Cleadale itself – the valley of the cliffs in Old Norse – takes its name from the distinctive amphitheatre of lava cliffs eroded by the ice out of the Beinn Bhuidhe plateau, dominating today’s crofting landscape.
Some parts of Eigg are rising, and others are sliding!
Thousands of feet of ice resulted in Scotland being pressed down into the molten rock beneath its surface. When the ice melted away the land has slowly rebounded, so that beaches which were once at sea level are now tens of metres above that level.
The release of the land by the melting of the ice also caused Eigg’s raised beach at Laig, where ancient beach pebbles can be seen high up on the land, cut through by the path to Laig farm as it winds its way down towards the beach. Such ancient raised beaches can be seen as the steps on the edge of the Rum Cuillins outlines as you contemplate them from the beach.

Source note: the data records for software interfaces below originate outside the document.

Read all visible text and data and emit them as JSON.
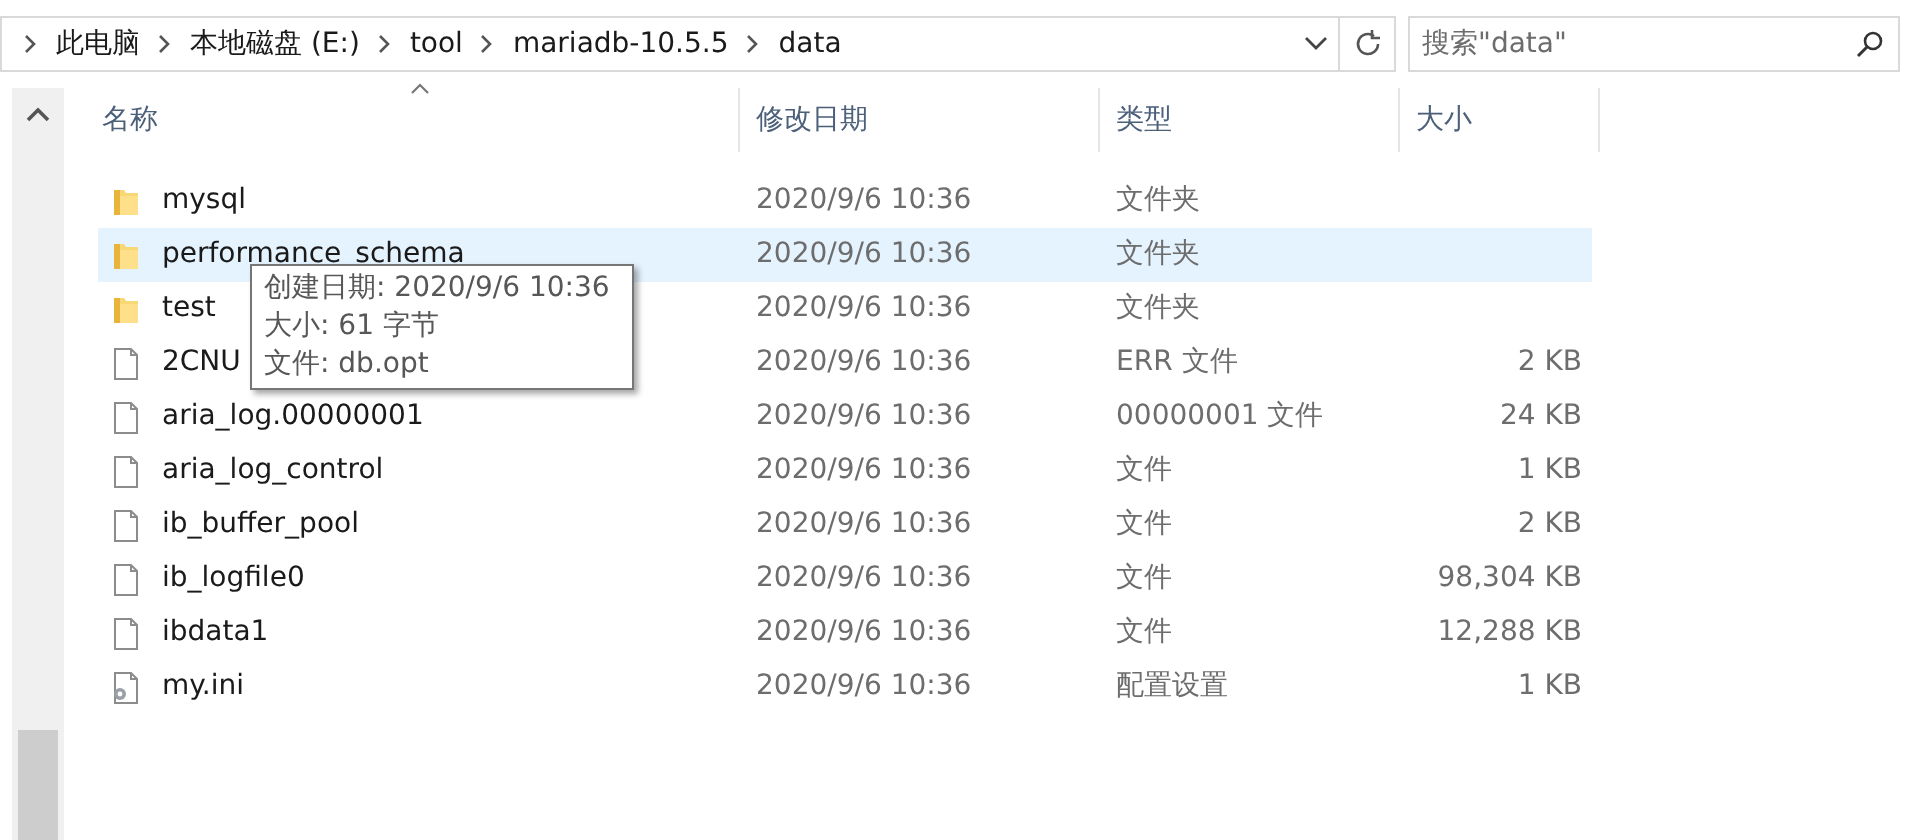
{
  "address_bar": {
    "crumbs": [
      "此电脑",
      "本地磁盘 (E:)",
      "tool",
      "mariadb-10.5.5",
      "data"
    ]
  },
  "search": {
    "placeholder": "搜索\"data\""
  },
  "columns": [
    {
      "label": "名称",
      "sorted": true
    },
    {
      "label": "修改日期",
      "sorted": false
    },
    {
      "label": "类型",
      "sorted": false
    },
    {
      "label": "大小",
      "sorted": false
    }
  ],
  "rows": [
    {
      "kind": "folder",
      "name": "mysql",
      "date": "2020/9/6 10:36",
      "type": "文件夹",
      "hovered": false
    },
    {
      "kind": "folder",
      "name": "performance_schema",
      "date": "2020/9/6 10:36",
      "type": "文件夹",
      "hovered": true
    },
    {
      "kind": "folder",
      "name": "test",
      "date": "2020/9/6 10:36",
      "type": "文件夹",
      "hovered": false
    },
    {
      "kind": "file",
      "name": "2CNU",
      "date": "2020/9/6 10:36",
      "type": "ERR 文件",
      "size": "2 KB",
      "hovered": false
    },
    {
      "kind": "file",
      "name": "aria_log.00000001",
      "date": "2020/9/6 10:36",
      "type": "00000001 文件",
      "size": "24 KB",
      "hovered": false
    },
    {
      "kind": "file",
      "name": "aria_log_control",
      "date": "2020/9/6 10:36",
      "type": "文件",
      "size": "1 KB",
      "hovered": false
    },
    {
      "kind": "file",
      "name": "ib_buffer_pool",
      "date": "2020/9/6 10:36",
      "type": "文件",
      "size": "2 KB",
      "hovered": false
    },
    {
      "kind": "file",
      "name": "ib_logfile0",
      "date": "2020/9/6 10:36",
      "type": "文件",
      "size": "98,304 KB",
      "hovered": false
    },
    {
      "kind": "file",
      "name": "ibdata1",
      "date": "2020/9/6 10:36",
      "type": "文件",
      "size": "12,288 KB",
      "hovered": false
    },
    {
      "kind": "config",
      "name": "my.ini",
      "date": "2020/9/6 10:36",
      "type": "配置设置",
      "size": "1 KB",
      "hovered": false
    }
  ],
  "tooltip": {
    "lines": [
      "创建日期: 2020/9/6 10:36",
      "大小: 61 字节",
      "文件: db.opt"
    ]
  }
}
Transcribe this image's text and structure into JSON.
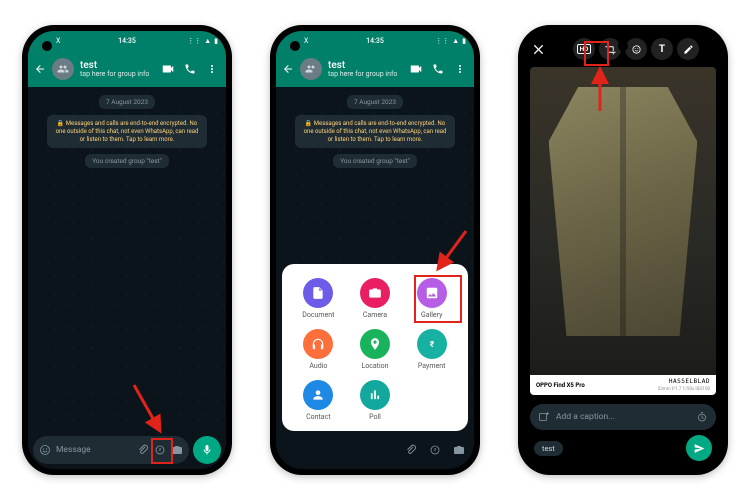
{
  "status": {
    "time": "14:35",
    "x_icon": "X",
    "signal": "⸬",
    "battery": "▮"
  },
  "chat": {
    "title": "test",
    "subtitle": "tap here for group info",
    "date_pill": "7 August 2023",
    "encryption_notice": "🔒 Messages and calls are end-to-end encrypted. No one outside of this chat, not even WhatsApp, can read or listen to them. Tap to learn more.",
    "system_msg": "You created group \"test\"",
    "input_placeholder": "Message"
  },
  "attach": {
    "items": [
      {
        "label": "Document",
        "color": "#6c5ce7"
      },
      {
        "label": "Camera",
        "color": "#e91e63"
      },
      {
        "label": "Gallery",
        "color": "#b85ee6"
      },
      {
        "label": "Audio",
        "color": "#ff6f3c"
      },
      {
        "label": "Location",
        "color": "#18b35b"
      },
      {
        "label": "Payment",
        "color": "#17b1a1"
      },
      {
        "label": "Contact",
        "color": "#1e88e5"
      },
      {
        "label": "Poll",
        "color": "#13a89e"
      }
    ]
  },
  "editor": {
    "device_label": "OPPO Find X5 Pro",
    "camera_brand": "HASSELBLAD",
    "camera_meta": "23mm f/1.7 1/50s ISO100",
    "caption_placeholder": "Add a caption...",
    "recipient": "test"
  }
}
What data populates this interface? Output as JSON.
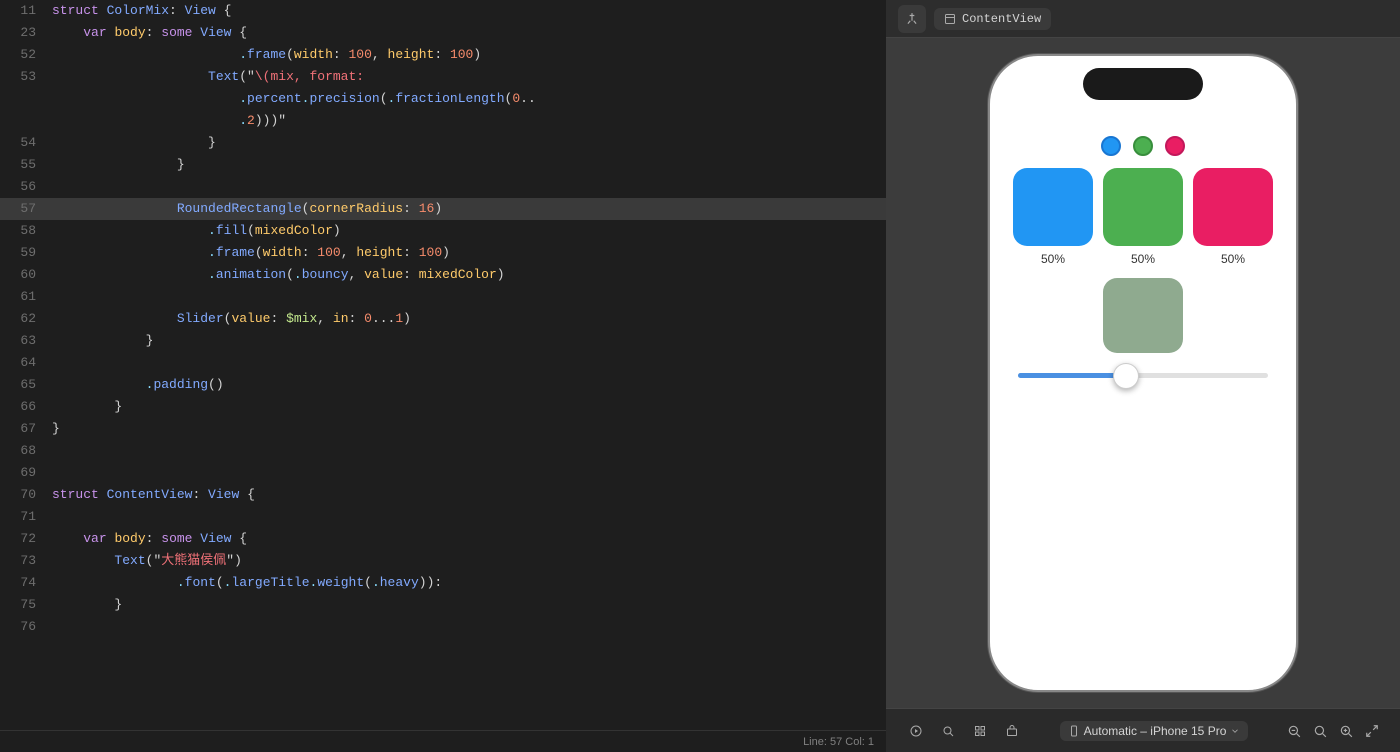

A closer look at the slopes below Beinn Bhuidlhe, reveals how the cliffs are far from being static, with remains of old landslides in evidence by the Cleadale cliffs Weathering from the rain are still causing landslides, and the plateau is slowly collapsing on its edges, with the newest landslides occurring on the South East coast of Kildonnan.